**Assigned task:** Please copy out every line in the records below that includes the word "Script".

**Given records:**
----

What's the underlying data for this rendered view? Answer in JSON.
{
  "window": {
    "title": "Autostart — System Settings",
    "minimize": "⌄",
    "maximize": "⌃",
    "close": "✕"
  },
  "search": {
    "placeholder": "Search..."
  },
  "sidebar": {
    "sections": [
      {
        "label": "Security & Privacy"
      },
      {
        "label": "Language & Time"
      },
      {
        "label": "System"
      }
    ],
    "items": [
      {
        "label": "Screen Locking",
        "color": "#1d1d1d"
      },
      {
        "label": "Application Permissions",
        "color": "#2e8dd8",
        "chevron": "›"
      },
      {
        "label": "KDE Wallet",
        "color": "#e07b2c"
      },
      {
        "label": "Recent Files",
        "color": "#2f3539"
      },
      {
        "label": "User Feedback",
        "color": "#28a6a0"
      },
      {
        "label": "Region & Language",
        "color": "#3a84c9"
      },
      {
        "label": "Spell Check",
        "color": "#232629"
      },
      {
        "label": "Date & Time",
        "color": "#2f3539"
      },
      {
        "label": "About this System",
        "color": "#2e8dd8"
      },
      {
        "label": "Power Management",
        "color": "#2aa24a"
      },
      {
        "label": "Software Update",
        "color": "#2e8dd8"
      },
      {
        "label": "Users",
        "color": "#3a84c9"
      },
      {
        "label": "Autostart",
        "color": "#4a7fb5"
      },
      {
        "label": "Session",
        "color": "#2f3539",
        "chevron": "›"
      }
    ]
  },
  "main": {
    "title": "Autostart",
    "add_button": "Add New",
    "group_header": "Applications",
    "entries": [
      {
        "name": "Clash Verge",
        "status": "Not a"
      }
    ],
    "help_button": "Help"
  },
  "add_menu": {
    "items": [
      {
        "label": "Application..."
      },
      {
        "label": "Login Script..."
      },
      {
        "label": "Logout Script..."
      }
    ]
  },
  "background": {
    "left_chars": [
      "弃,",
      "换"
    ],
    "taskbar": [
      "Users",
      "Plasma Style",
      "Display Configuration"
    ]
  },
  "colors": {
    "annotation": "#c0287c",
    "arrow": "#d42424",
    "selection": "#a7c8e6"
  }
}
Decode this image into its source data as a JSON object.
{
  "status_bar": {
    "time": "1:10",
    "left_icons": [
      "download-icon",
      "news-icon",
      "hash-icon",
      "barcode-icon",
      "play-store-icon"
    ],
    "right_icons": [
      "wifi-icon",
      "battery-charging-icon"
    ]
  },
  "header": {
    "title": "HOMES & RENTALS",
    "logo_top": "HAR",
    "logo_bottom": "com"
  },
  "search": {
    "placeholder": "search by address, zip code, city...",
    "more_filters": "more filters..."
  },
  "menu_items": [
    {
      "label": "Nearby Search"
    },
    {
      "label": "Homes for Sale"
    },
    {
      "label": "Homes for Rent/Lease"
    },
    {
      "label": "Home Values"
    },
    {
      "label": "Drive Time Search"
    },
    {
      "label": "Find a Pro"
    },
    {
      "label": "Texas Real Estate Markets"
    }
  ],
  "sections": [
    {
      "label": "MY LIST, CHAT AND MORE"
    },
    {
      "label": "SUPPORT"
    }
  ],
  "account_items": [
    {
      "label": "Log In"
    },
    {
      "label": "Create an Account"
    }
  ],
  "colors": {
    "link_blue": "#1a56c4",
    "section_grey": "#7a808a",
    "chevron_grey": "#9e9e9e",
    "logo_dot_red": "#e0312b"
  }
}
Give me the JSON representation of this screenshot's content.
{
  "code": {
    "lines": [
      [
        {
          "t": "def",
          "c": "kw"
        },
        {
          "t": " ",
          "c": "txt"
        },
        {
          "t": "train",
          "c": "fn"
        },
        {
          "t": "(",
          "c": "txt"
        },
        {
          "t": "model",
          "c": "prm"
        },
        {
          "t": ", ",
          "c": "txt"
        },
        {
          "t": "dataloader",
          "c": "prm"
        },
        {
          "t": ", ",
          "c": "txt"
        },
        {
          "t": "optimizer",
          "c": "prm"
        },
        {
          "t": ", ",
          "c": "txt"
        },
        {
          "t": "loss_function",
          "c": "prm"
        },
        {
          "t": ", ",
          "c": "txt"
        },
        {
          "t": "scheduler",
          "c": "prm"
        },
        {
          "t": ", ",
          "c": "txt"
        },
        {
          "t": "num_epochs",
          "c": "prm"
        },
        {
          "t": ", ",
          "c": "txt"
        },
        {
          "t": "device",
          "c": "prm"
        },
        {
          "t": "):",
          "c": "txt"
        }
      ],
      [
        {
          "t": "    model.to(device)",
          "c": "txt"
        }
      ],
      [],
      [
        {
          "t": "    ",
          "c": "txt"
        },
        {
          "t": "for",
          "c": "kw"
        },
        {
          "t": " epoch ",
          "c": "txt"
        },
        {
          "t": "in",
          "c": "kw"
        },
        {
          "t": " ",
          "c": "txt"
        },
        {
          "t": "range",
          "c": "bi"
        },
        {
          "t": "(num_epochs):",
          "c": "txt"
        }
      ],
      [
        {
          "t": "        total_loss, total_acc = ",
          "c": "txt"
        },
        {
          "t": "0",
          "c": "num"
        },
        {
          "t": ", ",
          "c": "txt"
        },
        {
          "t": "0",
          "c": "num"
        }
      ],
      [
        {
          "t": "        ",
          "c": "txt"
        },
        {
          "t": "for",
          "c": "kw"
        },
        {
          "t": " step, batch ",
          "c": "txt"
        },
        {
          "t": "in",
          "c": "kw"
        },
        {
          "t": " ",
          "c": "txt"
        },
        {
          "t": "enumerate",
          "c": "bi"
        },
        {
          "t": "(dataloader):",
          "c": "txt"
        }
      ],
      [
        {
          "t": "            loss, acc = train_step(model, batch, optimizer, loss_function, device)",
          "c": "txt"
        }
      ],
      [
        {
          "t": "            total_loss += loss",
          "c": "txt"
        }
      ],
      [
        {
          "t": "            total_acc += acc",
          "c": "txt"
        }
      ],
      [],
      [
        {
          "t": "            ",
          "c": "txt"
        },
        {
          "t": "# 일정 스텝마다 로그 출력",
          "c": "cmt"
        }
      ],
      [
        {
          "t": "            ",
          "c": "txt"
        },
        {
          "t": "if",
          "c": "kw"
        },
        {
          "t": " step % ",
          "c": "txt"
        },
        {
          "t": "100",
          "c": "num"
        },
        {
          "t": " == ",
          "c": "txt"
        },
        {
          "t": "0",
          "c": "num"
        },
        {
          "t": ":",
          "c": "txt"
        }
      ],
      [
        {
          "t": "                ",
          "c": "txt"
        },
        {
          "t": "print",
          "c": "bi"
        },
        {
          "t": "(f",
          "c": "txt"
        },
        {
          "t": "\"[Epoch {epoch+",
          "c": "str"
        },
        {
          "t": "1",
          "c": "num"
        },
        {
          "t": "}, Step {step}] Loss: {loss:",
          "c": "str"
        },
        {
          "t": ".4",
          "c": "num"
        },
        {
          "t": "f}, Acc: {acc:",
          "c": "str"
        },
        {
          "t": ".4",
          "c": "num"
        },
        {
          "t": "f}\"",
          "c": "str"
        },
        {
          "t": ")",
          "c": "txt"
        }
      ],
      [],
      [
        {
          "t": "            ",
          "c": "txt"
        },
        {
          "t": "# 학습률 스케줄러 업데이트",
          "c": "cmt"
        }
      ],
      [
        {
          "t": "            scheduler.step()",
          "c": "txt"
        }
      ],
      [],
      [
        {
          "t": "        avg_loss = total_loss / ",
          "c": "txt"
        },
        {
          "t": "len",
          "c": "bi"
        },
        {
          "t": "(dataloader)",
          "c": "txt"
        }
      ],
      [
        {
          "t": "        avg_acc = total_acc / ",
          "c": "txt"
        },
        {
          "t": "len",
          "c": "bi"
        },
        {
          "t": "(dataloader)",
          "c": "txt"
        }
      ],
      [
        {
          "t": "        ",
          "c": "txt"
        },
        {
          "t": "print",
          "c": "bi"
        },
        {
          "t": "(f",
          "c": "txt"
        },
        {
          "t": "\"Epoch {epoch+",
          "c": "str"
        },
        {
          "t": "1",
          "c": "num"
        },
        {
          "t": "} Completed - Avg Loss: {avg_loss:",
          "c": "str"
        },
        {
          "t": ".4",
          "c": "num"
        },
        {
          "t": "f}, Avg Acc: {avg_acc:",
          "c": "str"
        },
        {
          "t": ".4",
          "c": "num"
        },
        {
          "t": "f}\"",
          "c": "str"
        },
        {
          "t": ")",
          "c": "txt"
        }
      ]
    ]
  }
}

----

**Problem solution:**
        "label": "Login Script..."
        "label": "Logout Script..."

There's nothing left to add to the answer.